The rest of the time, I ate at the Market Place, which had a "dollar amount" system. You got like $3.75 for breakfast, $4 for lunch, and $5 for dinner. I don't remember the exacts. The food was slightly less than vile, and if you "went over" you could pay for extra. And you could take your food with you.
God only knows how much weight I'd put on, eating badly... I didn't weigh in at all my freshman year. I do know that I went from a jeans-size of 8 or 10 to a 12.
One day, towards the end of February, I walked into the Market Place for breakfast. I was struck by the smell of oranges... I don't usually like oranges, mind you. But they smelled wonderful.

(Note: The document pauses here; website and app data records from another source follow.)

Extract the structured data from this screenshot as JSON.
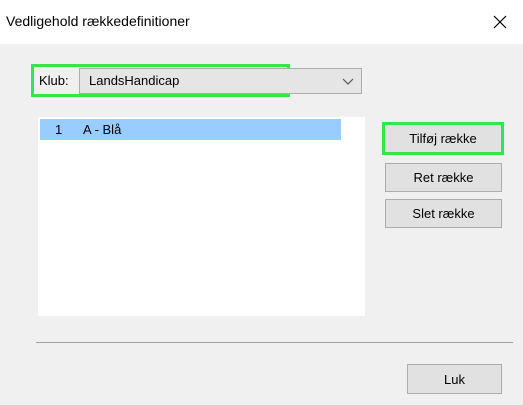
{
  "window": {
    "title": "Vedligehold rækkedefinitioner"
  },
  "club": {
    "label": "Klub:",
    "selected": "LandsHandicap"
  },
  "rows": [
    {
      "number": "1",
      "name": "A - Blå"
    }
  ],
  "buttons": {
    "add": "Tilføj række",
    "edit": "Ret række",
    "delete": "Slet række",
    "close": "Luk"
  },
  "colors": {
    "highlight": "#33e64d",
    "selection": "#99ccff"
  },
  "icons": {
    "close": "close-icon",
    "dropdown": "chevron-down-icon"
  }
}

There was a huge pile of clementines. The printed sign next to them read ".25 cents each/5 for $1." I packed a bag with 18 tiny oranges.
I took an extra bag with me for peels and ate them during class. I had an 8am, and a 9:30... then I went back to the Market Place for lunch and got another bagful.
Over the next few days, I got at least 5 more every time I had a meal and at the end of the week, I used all my "overage" money and brought three bags of the things back to my dorm room. It was probably the healthiest I'd eaten in months.
Yesterday, I wrote out a grocery list. We went to the store and just inside the produce display, there were some stacks of clementines in tiny crates. Each crate holds probably two dozen fruits. For $8.99.
Thomas hates citrus fruits.
I eyed the crate. I eyed the price.
I wondered how many clementines I might be able to eat before they went bad. I dithered around the produce section, getting bananas, apples, corn on the cob, avocados, onions, bagged lettuce, gem potatoes... and found myself back at the clementine display.
"I'm not going to help you eat those," Thomas said.
"I know." I dithered some more. I hate spending money on food that rots. I've taken great pride, recently, in the fact that I've cut our grocery bills down to about $180 a week, and we're wasting a lot less food than we used to.
Eventually, of course, I bought them.
I've eaten five already.
Not everything about my freshman year was bad.